Whenever a line in the listing below holds the string "JSON", include it in the count. Say how many such lines there are and nothing more.
· · ·
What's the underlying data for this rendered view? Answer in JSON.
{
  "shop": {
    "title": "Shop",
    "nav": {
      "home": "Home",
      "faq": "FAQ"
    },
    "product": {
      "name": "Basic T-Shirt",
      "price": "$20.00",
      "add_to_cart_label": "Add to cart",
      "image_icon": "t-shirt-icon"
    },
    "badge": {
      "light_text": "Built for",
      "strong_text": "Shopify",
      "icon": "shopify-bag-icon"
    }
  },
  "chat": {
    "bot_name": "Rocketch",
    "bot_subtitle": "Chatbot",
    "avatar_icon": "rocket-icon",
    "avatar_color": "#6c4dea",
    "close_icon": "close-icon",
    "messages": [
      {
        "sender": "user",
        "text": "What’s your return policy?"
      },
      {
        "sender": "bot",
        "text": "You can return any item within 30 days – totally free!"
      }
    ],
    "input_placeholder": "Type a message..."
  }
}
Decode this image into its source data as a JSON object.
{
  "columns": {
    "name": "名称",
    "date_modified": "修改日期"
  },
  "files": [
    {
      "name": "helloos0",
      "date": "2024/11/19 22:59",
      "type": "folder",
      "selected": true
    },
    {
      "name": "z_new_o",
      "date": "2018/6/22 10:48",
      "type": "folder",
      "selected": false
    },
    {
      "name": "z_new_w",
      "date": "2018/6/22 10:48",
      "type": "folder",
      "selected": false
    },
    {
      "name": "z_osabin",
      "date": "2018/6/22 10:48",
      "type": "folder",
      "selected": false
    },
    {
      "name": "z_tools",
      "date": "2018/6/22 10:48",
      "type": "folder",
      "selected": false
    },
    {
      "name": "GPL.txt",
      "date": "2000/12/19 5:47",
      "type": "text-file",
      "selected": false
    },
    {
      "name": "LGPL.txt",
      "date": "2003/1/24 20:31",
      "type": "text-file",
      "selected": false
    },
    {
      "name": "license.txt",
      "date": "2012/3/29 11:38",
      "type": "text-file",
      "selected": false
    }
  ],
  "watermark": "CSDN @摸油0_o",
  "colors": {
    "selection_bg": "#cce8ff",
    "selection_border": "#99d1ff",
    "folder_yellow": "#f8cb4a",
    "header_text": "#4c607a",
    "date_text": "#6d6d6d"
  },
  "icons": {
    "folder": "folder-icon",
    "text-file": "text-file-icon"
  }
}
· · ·
**ANSWER BELOW**
2